April 26, 2020
The moon was new a few days ago, maybe yesterday, and the morning low tide has been negative. Today it bottomed out at 10:50 a.m. reaching down to -0.11 feet. I did not know this as I pulled up to Makaʻiwa, standing on the shore at 10:45. In my head was the 9:00 a.m. low of Friday and I assumed the tide would be well on its way up by the time I got to the beach. The negative tide was only one problem with paddling out at Makaʻiwa in front of Lava Lava. Another was the green and brown water. Yet another was the swell itself, messy due to the stiff trades and the mixed swell directions. Also, the sets were much bigger than I had anticipated, but none of these issues stopped me from a paddle. Just get wet, as they say.
The first half of the session was a wild mess of green water, sucking barrels with no bottoms, boils and fountains of white water exploding out the backs of the set waves. As soon as I made it out to the peak, a large a-frame came my way. I was in position for the left, so I turned, popped up and barely made the drop, fins releasing from the wave face momentarily. As I struggled to land the airdrop and I grabbed my rail, I could see that I was much deeper than I had hoped, the rest of the wave pitching over down the line. I managed to stay up and stay just in front of the crashing lip all the way out into the flat section near the heiau. I paddled back out to the peak, sufficiently creeped out now, as I understood the tide was way too low and the swell was way too wild.
Iʻll just find a few corners, paddle around, I thought, and stay safe.
That first hour was sketchy, dodging bombs, constantly feeling the rush of water up through the holes in the reef after the wave washed through, always worried my feet were going to drag on the rocks.

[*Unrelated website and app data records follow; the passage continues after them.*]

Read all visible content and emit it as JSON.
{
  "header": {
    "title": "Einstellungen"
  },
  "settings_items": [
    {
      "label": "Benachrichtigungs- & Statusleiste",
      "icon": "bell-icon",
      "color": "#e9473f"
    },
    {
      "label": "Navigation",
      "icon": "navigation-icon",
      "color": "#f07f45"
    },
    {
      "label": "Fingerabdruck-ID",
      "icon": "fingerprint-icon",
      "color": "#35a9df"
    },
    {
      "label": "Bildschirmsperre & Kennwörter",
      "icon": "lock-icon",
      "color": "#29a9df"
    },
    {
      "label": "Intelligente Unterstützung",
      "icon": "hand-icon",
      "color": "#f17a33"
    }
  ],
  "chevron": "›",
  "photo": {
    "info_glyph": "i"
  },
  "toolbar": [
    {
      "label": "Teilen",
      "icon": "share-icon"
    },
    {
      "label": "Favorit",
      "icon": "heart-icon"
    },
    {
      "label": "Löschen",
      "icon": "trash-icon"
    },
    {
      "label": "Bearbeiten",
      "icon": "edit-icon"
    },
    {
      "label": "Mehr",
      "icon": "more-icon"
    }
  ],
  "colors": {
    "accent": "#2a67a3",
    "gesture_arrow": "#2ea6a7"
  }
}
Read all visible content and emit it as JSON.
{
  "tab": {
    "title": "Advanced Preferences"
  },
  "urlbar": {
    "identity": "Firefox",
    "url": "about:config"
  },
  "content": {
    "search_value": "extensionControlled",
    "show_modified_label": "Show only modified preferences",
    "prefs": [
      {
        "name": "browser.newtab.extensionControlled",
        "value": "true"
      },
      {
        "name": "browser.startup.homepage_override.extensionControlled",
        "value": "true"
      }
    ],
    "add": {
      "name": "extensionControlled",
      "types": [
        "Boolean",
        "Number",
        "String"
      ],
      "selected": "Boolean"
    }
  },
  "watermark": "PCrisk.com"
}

I managed to find some fun waves, despite the craziness, though one did dump me over and hand me yet another injury, this one courtesy of a fin slicing across my left shin.
As the session wore on, and the wind lightened, and the tide finally started to come up, I noticed that the waves became more organized and predictable. In that second hour, I really found some great rides, one or two strange roller coasters with pits and sections, and even a few decent barrels. My last ride was a hefty head high wave that sucked off the reef again but let me in early enough to make it doable. I dropped right into the bowl and let the lip curl over my back for a few seconds. I stalled into another section before running it out to the last section of white wash, which I met with a decent little hack.
I rode the white wash the rest of the way in and headed up the incredibly steep shore to my bag under the ironwood. The angle of the sand down to the sea just right here, on the north side of Kukui Heiau, has always struck me. The land ends so abruptly here and runs steeply down to the sea. These are not the dunes of Polihale where hundreds of yards of sand separate vegetation from the sea, so far off you can never quite tell how big the waves are. This is just a matter of a few board lengths forward but a drop of ten to twenty feet down.
*** “For whatever we lose (like a you or a me) Itʻs always ourselves we find in the sea” e.e. cummings
May 1, 2020
Today is May Day across the country, Lei Day here in Hawaiʻi. A day invented by a white guy in the 1920s and so engrained in Hawaiian “culture” that I almost always forget the colonizer part. It is the last month of Spring, or the first month of Summer, depending on who you ask or when in time you ask it, and it is easy to guess why this month is named after Maia, the Roman earth goddess. I prefer the older word, Magya, she who is great.
Today I drove through the wind and sun to the south shore, hoping for a miraculous break in the breeze or for some random uncalled swell. I could tell as I drove that it was too windy for Mahaʻulepu, so I had decided to check my little spout under the Spouting Horn, across Kukuiʻula harbor. As PKs, Centers, Acid Drop, and Heroines came into view, I could see that the wind was mostly offshore, making the sea beautiful, if not full of waves. I watched Acids for a few minutes. There were some waves breaking there, but they foamed out into nothing almost immediately. I drove on and watched the water under the blowhole and watched the moʻo breathe. Again, beautiful but no waves.
Still thinking it was too windy for Mahaʻulepu and now worried about time, I headed for Keoneloa Bay. The parking lot was blocked off, so I parked on the side of the road, got my stuff, and walked down to the shore. There were maybe 7 people out; a mom pushing her son into waves, a guy with his sons, and a handful of others. The waves looked to be breaking pretty deep and a bit soft, a rarity for this spot.
I paddled in and could tell that the vibe was nice and mellow, to match the waves. I chatted, shared some wax, ran into the strange outer edges of that alterna-life of the other Jon Medeiros, and found plenty of fun little waves, most slower than I am used to here. Eventually, the swell shifted and started breaking a bit more like its typical self and I found one or two great head high bombs that allowed me to stall in the bowl as the lip peeled over my back.
Two National Guardsmen, in full camo, boots, hats, gloves, face masks, parked their humvee and walked out to the sand, looking for unmasked sunbathers, I suppose. Finding none, they watched us surf for a while before awkwardly walking back up the sand to their vehicle. Is this life in May right now? Check points and military oversight of exercise?